**DIRECTIONS**:
Once a line is found to contain "text", copy it out of the listing.

**TASK MATERIAL**:
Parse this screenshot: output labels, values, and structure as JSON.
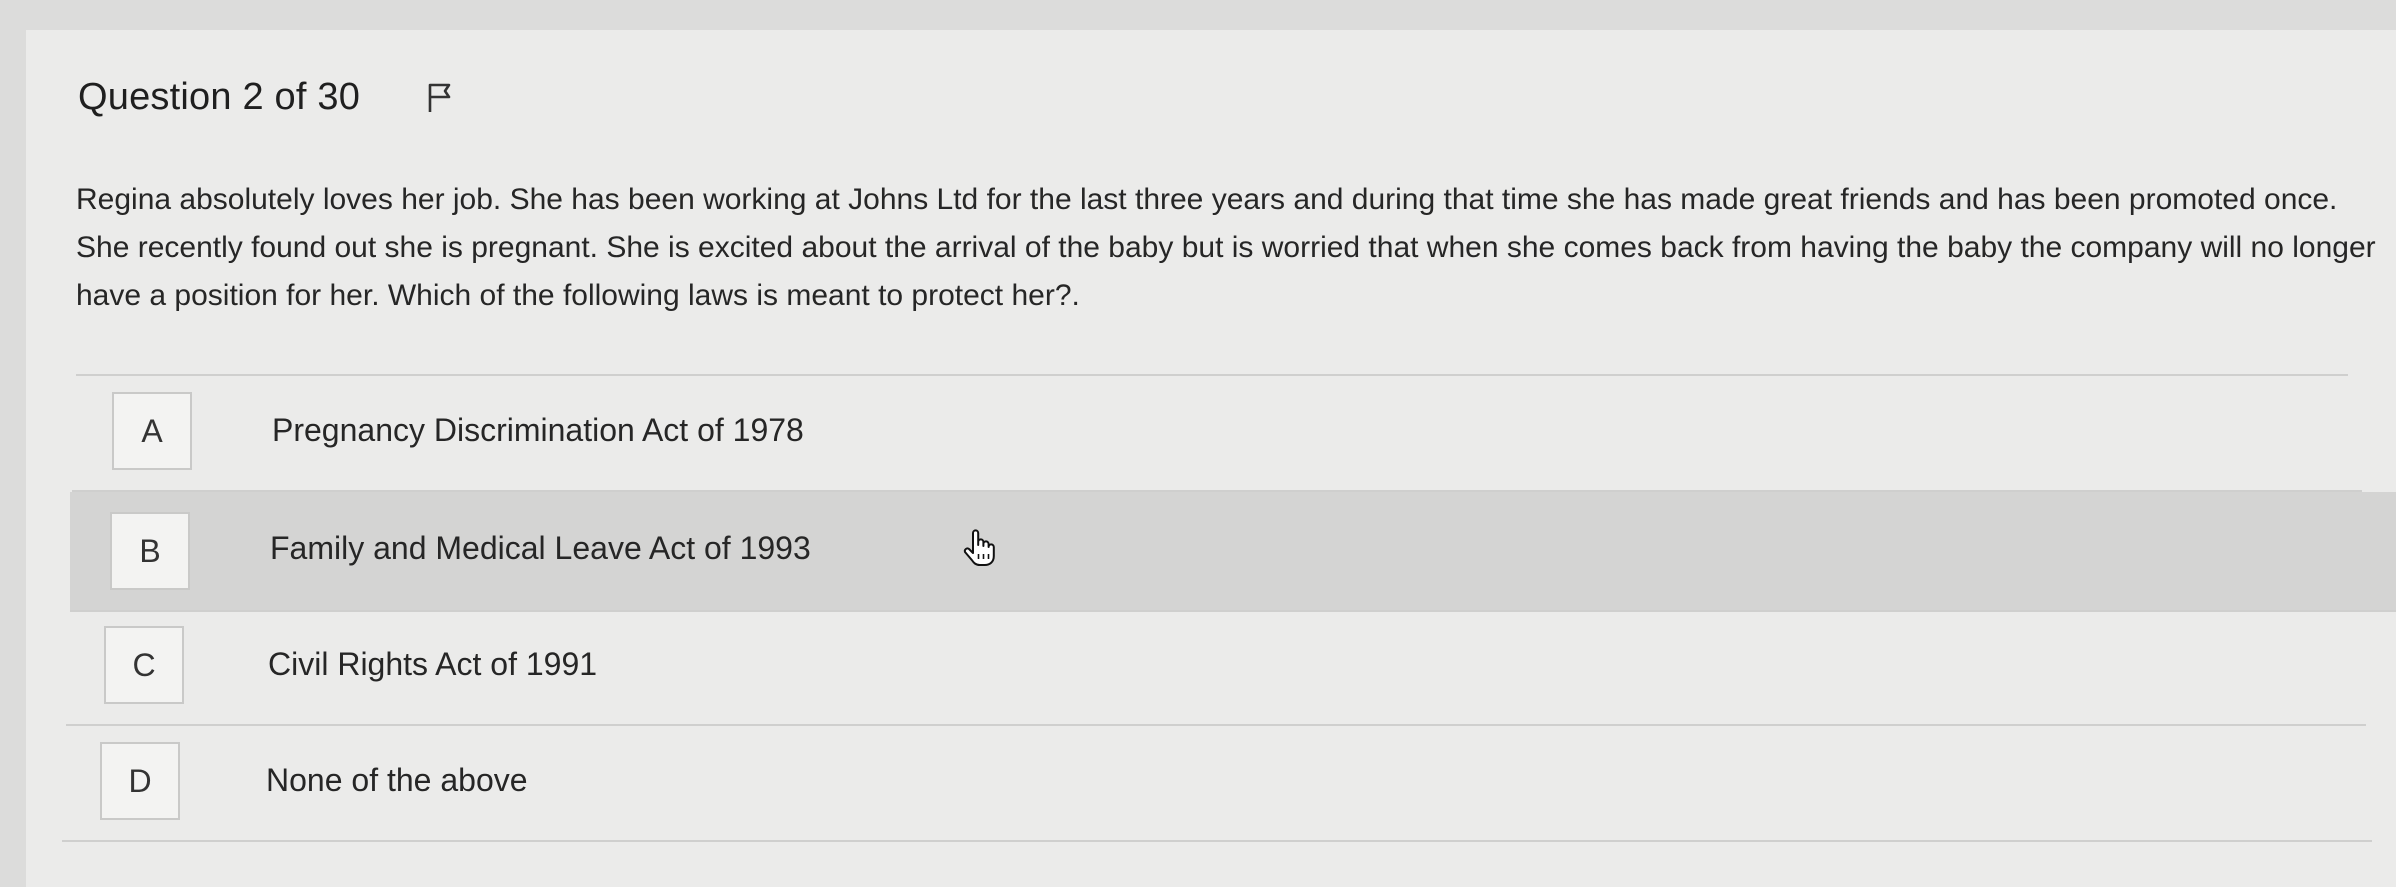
{
  "question": {
    "title": "Question 2 of 30",
    "prompt": "Regina absolutely loves her job. She has been working at Johns Ltd for the last three years and during that time she has made great friends and has been promoted once. She recently found out she is pregnant. She is excited about the arrival of the baby but is worried that when she comes back from having the baby the company will no longer have a position for her. Which of the following laws is meant to protect her?."
  },
  "options": [
    {
      "letter": "A",
      "text": "Pregnancy Discrimination Act of 1978"
    },
    {
      "letter": "B",
      "text": "Family and Medical Leave Act of 1993"
    },
    {
      "letter": "C",
      "text": "Civil Rights Act of 1991"
    },
    {
      "letter": "D",
      "text": "None of the above"
    }
  ],
  "icons": {
    "flag": "flag-icon",
    "cursor": "hand-pointer-icon"
  },
  "colors": {
    "background": "#ebebea",
    "hover_row": "#d4d4d3"
  }
}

**ANSWER SPACE**:
      "text": "Pregnancy Discrimination Act of 1978"
      "text": "Family and Medical Leave Act of 1993"
      "text": "Civil Rights Act of 1991"
      "text": "None of the above"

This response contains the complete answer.